This paper uses data from the Survey of Income and Program Participation (SIPP) and the Health and Retirement Study (HRS) to explore the extent of a widening in life expectancies by socioeconomic status (SES) for older persons. We construct four alternative measures of SES, using educational attainment, average (career) earnings in the prime working ages of 41-50, wealth, and occupational classifications.
The paper finds that:
- There is strong statistical evidence in both the SIPP and HRS of a growing inequality of mortality risk by SES across birth cohorts from 1910 to 1961.
- Growing inequality in mortality risk is evident using all four indicators of SES, but it is strongest for the measures based on career earnings and educational attainment.
- The secular changes in differential mortality are very large, but their influence on the length of time for which people receive benefits has been dampened by legal restrictions on early retirement for low-SES individuals and by voluntary postponement of retirement at the top of the distribution.
- Self-reported health status is a highly significant predictor of mortality risk, but its inclusion in the statistical models has only a marginal effect on the evidence of differential mortality operating through the various SES indicators.

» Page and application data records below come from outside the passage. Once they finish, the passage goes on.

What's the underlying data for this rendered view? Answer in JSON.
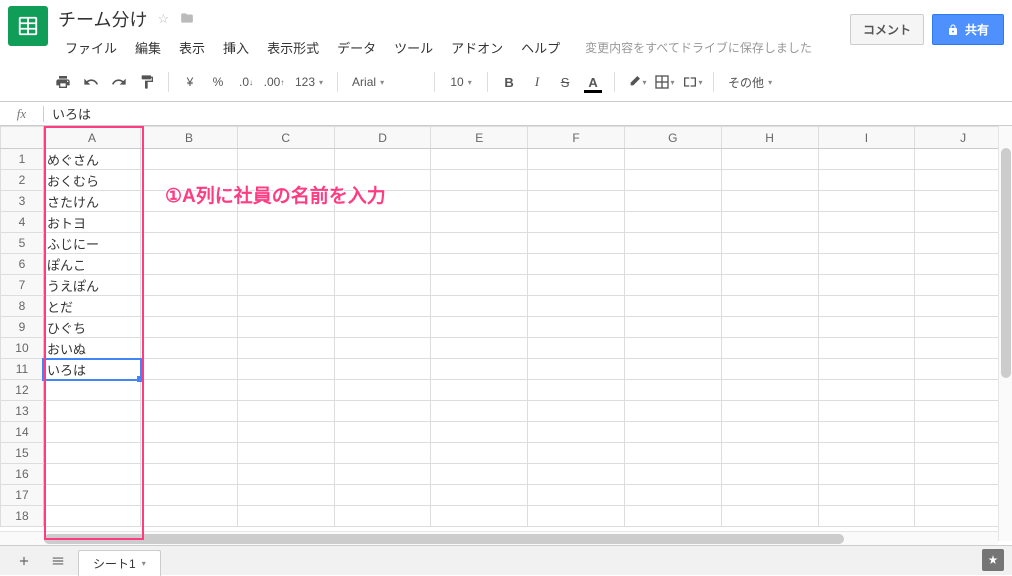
{
  "doc": {
    "title": "チーム分け"
  },
  "menus": {
    "file": "ファイル",
    "edit": "編集",
    "view": "表示",
    "insert": "挿入",
    "format": "表示形式",
    "data": "データ",
    "tools": "ツール",
    "addons": "アドオン",
    "help": "ヘルプ"
  },
  "status": "変更内容をすべてドライブに保存しました",
  "buttons": {
    "comment": "コメント",
    "share": "共有"
  },
  "toolbar": {
    "currency": "¥",
    "percent": "%",
    "dec_dec": ".0",
    "inc_dec": ".00",
    "num_format": "123",
    "font": "Arial",
    "size": "10",
    "bold": "B",
    "italic": "I",
    "strike": "S",
    "textcolor": "A",
    "more": "その他"
  },
  "formula": {
    "fx": "fx",
    "value": "いろは"
  },
  "columns": [
    "A",
    "B",
    "C",
    "D",
    "E",
    "F",
    "G",
    "H",
    "I",
    "J"
  ],
  "rows": [
    "1",
    "2",
    "3",
    "4",
    "5",
    "6",
    "7",
    "8",
    "9",
    "10",
    "11",
    "12",
    "13",
    "14",
    "15",
    "16",
    "17",
    "18"
  ],
  "cells": {
    "A1": "めぐさん",
    "A2": "おくむら",
    "A3": "さたけん",
    "A4": "おトヨ",
    "A5": "ふじにー",
    "A6": "ぽんこ",
    "A7": "うえぽん",
    "A8": "とだ",
    "A9": "ひぐち",
    "A10": "おいぬ",
    "A11": "いろは"
  },
  "selected_cell": "A11",
  "annotation": "①A列に社員の名前を入力",
  "sheet": {
    "tab1": "シート1"
  }
}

- The combination of survey measures of the various SES indicators and the administrative records covering earnings, death records, and OASDI benefits provides a particularly large and rich data set for the analysis of mortality experience and its implications for the distribution of benefits.
The policy implications of the findings are:
- Indexing the retirement age to increases in average life expectancy to stabilize OASDI finances may have substantial unintended distributional consequences, because most mortality gains have been concentrated among workers with relatively high SES.